North Sails preparing appeal following patent ruling |

North Sails preparing appeal following patent ruling

MINDEN – North Sails Group, whose Minden plant manufactures high-tech sails for racing yachts including most America’s Cup competitors, will appeal an unfavorable ruling in a federal patent infringement case.

A hearing will be held Friday on North Sail’s request for a stay on an injunction that would otherwise shut the plant down at the end of April, idling 119 employees.

A rival sail maker, Sobstad Corp of Greensboro, Ga., filed the patent infringement suit in July 1992, claiming North Sails’ popular 3DL models infringed on three of Sobstad’s patents.

U.S. District Judge Dominic J. Squatrito of Hartford, Conn., agreed. On Friday, he ordered North Sails to discontinue all new production of the 3DL sails and to pay Sobstad a 7 percent royalty plus compounded interest on all sales of that design since the suit was filed.

The 3DL line had about $15 million in sales in 1998 and about $22 million last year.

“North Sails is naturally disappointed by the decision. North feels that the decision is an incorrect one and will continue to pursue vigorously it position through an appeal,” Tom Whidden, president of North Sails Group, said Tuesday.

“It will also immediately seek a stay of injunction in order to honor its contractual commitments to its many customers during the busiest period of the sailing business year.”

Whidden said North Sails and J.P. Baudet were awarded a patent on aspects of the 3DL product and process and that the judge’s ruling was inconsistent with two legal opinions the firm had received during the development of the process to determine whether it infringed on any patents.

North Sails has about 90 percent of the sail market for Grand Prix racing, involving sailing craft 40 feet or longer that compete at the highest levels, such as America’s Cup yachts.

Peter Isler of San Diego, a sailing expert who was navigator for Dennis Connor’s Stars and Stripes on the 1988 and 1989 America’s Cup teams and for a 2000 America’s Cup finalist, told the Nevada Appeal on Tuesday that the judge had a difficult job sorting out the technical issues involved in the patent infringement allegations.

“Even being a sailor and knowing a lot about sail making, I would really have hated to be the judge on this particular case,” Isler said.

He said such issues as whether North Sails’ one-piece products are actually made up of panels and whether the reinforcing yarns could be considered structural members were difficult allegations to interpret.

“It’s all a matter of etymology,” Isler said.

“It’s very good news in the short term for North Sails’ competitors, who have been having trouble competing at the Grand Prix levels,” Isler said. “But the design the 3DL sails are supposed to have infringed on isn’t in Sobstad’s current line. That was the Airframe. Sobstad’s current sail product is the Genesis.”

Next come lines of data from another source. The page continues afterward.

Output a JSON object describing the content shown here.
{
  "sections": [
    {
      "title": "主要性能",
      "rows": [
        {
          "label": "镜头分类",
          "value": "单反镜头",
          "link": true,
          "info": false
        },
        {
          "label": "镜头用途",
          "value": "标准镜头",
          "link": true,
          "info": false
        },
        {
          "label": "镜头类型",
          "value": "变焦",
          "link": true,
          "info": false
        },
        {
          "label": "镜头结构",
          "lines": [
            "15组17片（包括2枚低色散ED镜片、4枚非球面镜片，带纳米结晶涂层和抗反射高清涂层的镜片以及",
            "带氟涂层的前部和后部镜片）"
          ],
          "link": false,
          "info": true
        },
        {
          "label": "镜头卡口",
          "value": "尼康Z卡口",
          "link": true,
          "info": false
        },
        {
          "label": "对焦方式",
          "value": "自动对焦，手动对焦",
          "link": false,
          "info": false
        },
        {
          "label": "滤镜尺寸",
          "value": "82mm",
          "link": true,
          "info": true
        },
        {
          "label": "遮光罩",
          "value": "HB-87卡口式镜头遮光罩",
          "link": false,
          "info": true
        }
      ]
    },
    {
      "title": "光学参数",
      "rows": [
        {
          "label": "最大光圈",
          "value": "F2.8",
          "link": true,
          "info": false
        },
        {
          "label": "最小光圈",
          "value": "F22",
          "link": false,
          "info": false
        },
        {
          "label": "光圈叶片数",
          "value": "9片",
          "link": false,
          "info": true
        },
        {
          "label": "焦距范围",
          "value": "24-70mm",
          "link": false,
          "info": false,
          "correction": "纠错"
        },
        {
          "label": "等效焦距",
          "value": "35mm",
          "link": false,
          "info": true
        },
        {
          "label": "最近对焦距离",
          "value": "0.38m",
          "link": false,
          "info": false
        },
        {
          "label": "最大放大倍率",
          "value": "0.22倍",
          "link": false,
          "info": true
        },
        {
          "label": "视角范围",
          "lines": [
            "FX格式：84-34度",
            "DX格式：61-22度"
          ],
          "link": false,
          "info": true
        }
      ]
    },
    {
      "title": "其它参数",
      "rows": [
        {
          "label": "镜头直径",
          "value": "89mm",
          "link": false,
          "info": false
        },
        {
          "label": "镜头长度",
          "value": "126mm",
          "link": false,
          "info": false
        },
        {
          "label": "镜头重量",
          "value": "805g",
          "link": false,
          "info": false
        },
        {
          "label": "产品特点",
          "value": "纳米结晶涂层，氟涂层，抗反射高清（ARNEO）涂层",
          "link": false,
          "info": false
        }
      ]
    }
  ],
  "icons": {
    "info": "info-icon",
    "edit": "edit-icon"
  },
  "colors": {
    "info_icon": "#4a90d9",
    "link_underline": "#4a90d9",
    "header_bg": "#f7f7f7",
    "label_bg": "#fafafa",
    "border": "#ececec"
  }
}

Jay Hanson, North Sail executive vice president, said from the company’s Milford, Conn., office that Sobstad’s Airframe was a traditional type of sail, to which Sobstad added ribbons or strips of conventional sail cloth as reinforcement. He said Sobstad abandoned the design in 1989, possibly because Sobstad president Peter Conrad was developing the Genesis sail.

“There’s two basic areas where the ruling stretched the definitions. It says a yarn is the same as a ribbon or a strip and the judge says our yarns reinforce a sail,” Hanson said.

“It’s our position that the Mylar part of our product is not a sail in itself – without the yarn it would blow right out. The yarns are part of what the sail is made of, not a reinforcement to the sail. The ruling also does not address that our yarns are continuous, which is novel, nor that these yards are laid on a three-dimensional surface, in the same shape the sail would fly in, which is also novel.”

Hanson said Friday’s hearing before Judge Squatrito should result in a stay that would allow North Sail to complete sails already ordered and paid for. If the judge declines to stay the injunction, though, North Sail can seek a stay from the federal court of appeals, he said.

There is also precedent in such cases to allow North Sail to continue making the 3DL sails, Hanson said. If North Sails eventually loses its appeal, Sobstad would receive more royalties from the additional sails produced, he said.

If North Sales is prevented from making the 3DL sails, Hanson said, the company would go back to making its conventional panel sales, which are being produced in six North Sail plants in North America and brought the company about $11 million in sales last year.

“We might be a smaller and different company, but we would not go away,” Hanson said. “As far as the Minden plant, we are looking at other items to utilize that facility and some of the people in it.”

He also pointed out that the disputed patents expire Dec. 13, 2004. Even if North Sails is unsuccessful with its appeal, the company would resume production of the 3DL design then, Hanson said.